I am grateful, as ever, to the Minister. Her last point simply reinforces the view that most international agreements are not worth the paper they are written on. If we can comply with some high-sounding, high-falutin', verbose international piece of nonsense and still remove people's passports, it does not say much for the protocol, covenant, convention—call it what you will.

I am not sure that it is that impossible to get back into this country without a passport. I am pretty sure that I have done it myself. I think that if one pitches up at immigration control and can satisfy the officers that one is a bona fide Brit, they will tend to let one in—and so they damn well should, as opposed to some of the other people who are allowed into the country. I do not think that what the Minister said was true, but she may want to take advice on it. It is a matter for another occasion.

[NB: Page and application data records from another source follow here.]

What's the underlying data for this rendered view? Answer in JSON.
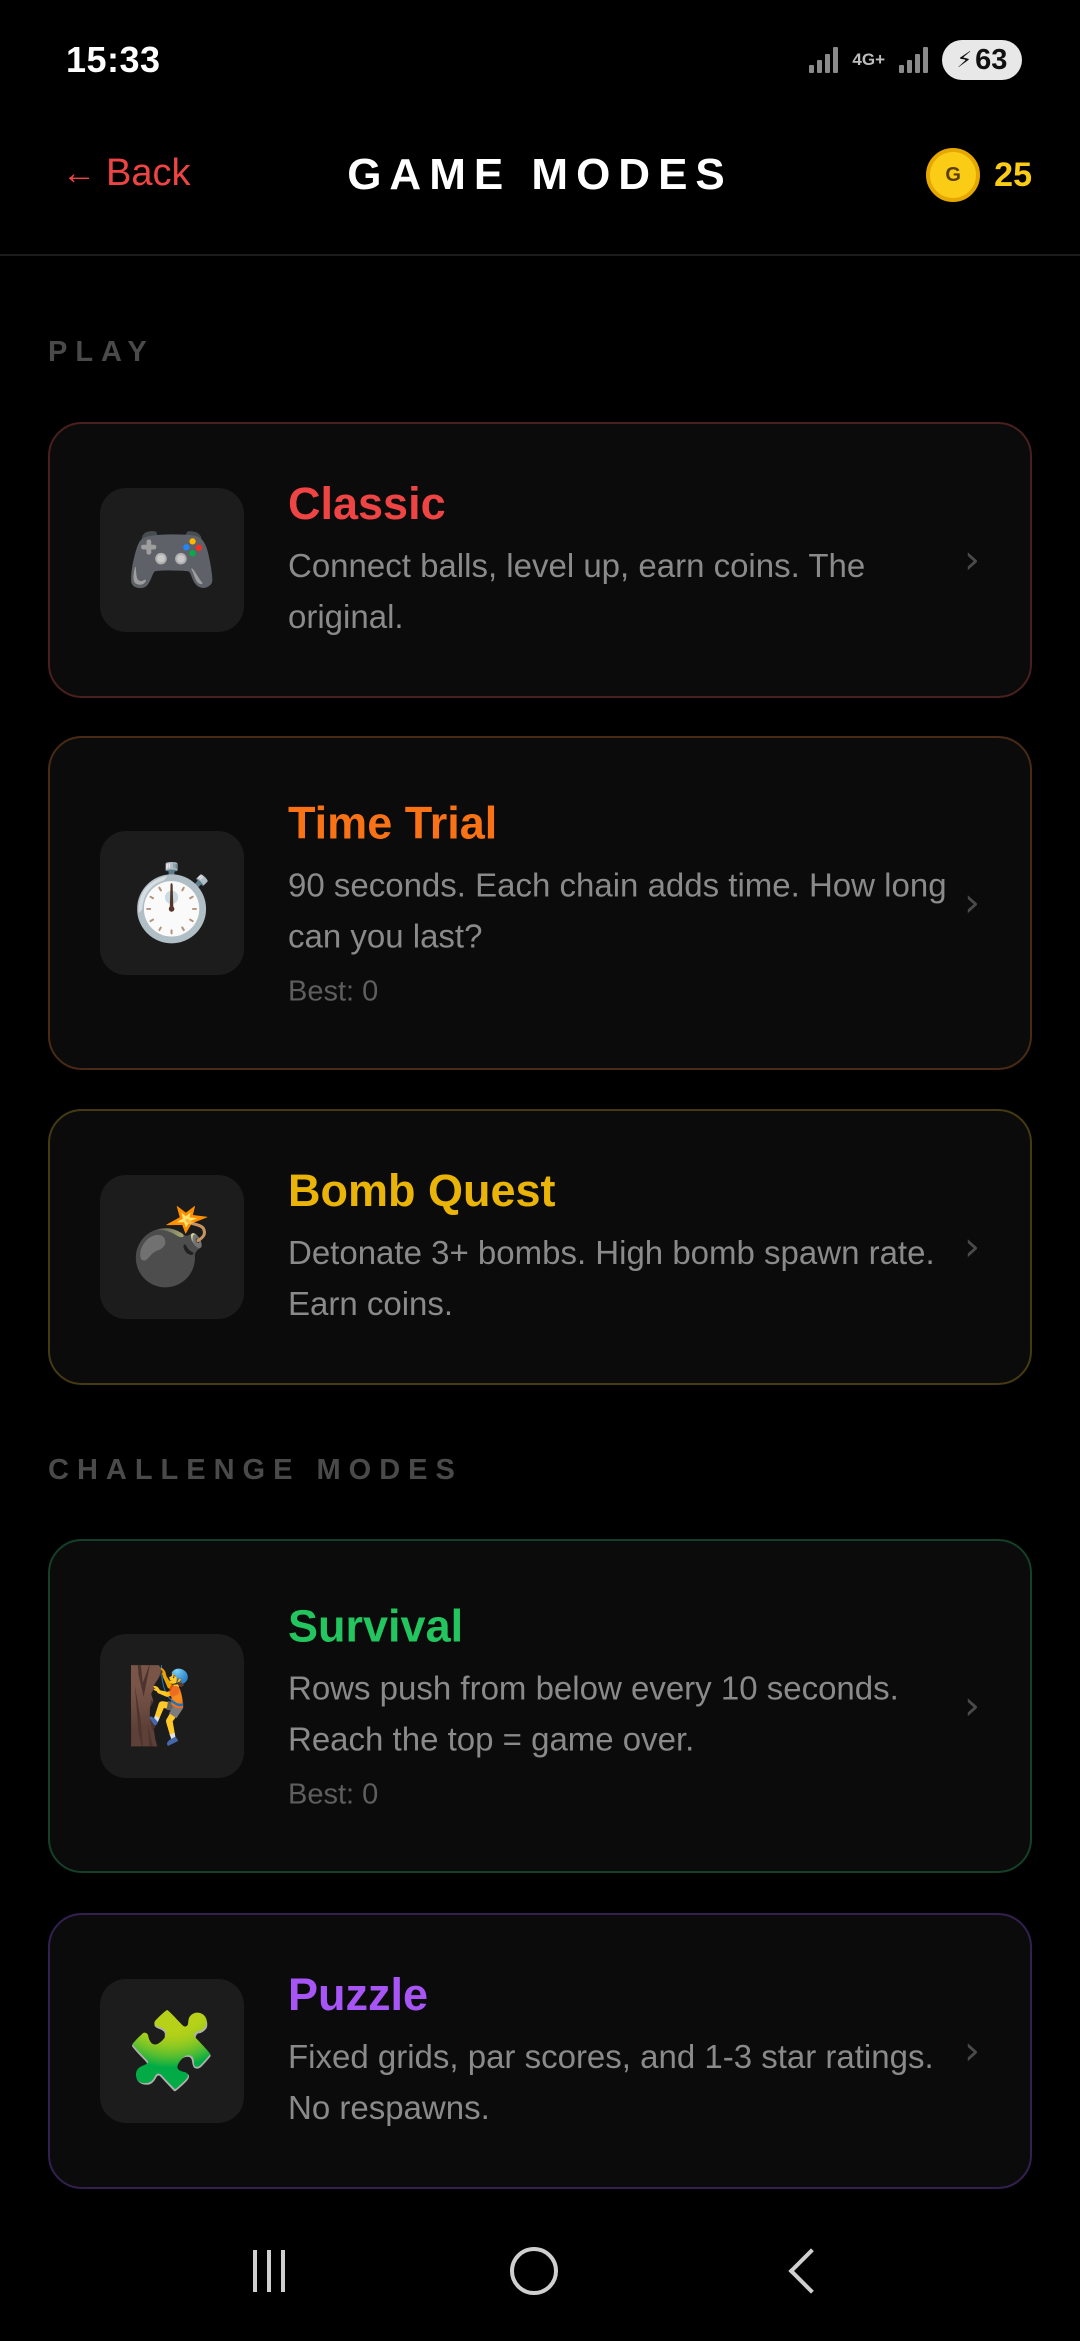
{
  "status_bar": {
    "time": "15:33",
    "network": "4G+",
    "battery": "63"
  },
  "header": {
    "back_label": "Back",
    "back_arrow": "←",
    "title": "GAME MODES",
    "coin_symbol": "G",
    "coin_count": "25"
  },
  "sections": {
    "play_label": "PLAY",
    "challenge_label": "CHALLENGE MODES"
  },
  "modes": [
    {
      "title": "Classic",
      "description": "Connect balls, level up, earn coins. The original.",
      "icon": "🎮",
      "icon_name": "gamepad-icon",
      "color": "#ef4444",
      "border": "#4a1f1f"
    },
    {
      "title": "Time Trial",
      "description": "90 seconds. Each chain adds time. How long can you last?",
      "best": "Best: 0",
      "icon": "⏱️",
      "icon_name": "stopwatch-icon",
      "color": "#f97316",
      "border": "#4a2a14"
    },
    {
      "title": "Bomb Quest",
      "description": "Detonate 3+ bombs. High bomb spawn rate. Earn coins.",
      "icon": "💣",
      "icon_name": "bomb-icon",
      "color": "#eab308",
      "border": "#453a12"
    },
    {
      "title": "Survival",
      "description": "Rows push from below every 10 seconds. Reach the top = game over.",
      "best": "Best: 0",
      "icon": "🧗",
      "icon_name": "climber-icon",
      "color": "#22c55e",
      "border": "#14402a"
    },
    {
      "title": "Puzzle",
      "description": "Fixed grids, par scores, and 1-3 star ratings. No respawns.",
      "icon": "🧩",
      "icon_name": "puzzle-piece-icon",
      "color": "#a855f7",
      "border": "#332050"
    }
  ],
  "chevron": "›"
}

This is not either the occasion or the opportunity to take this matter as far as it should be taken. It is prime territory for the other place while it is still fully functioning, fit and feisty. I hope that when Members of the other place consider this Bill, and I am sure that it will shortly proceed there, they will study the provision carefully and satisfy themselves that they would want it to remain in that form in the Bill. I can see some of the strength of what the Minister has said, but I am not totally convinced.

This is not a matter on which I should properly divide the House at this stage. It is sufficient to express my reservations, to allow the provision to remain in the Bill for the time being, but to flag up the fact that it is disproportionate to the aims of the Bill and, therefore, should be seriously considered. On the basis of this short debate, I beg to ask leave to withdraw the amendment.

Amendment, by leave, withdrawn.

Back to
Forward to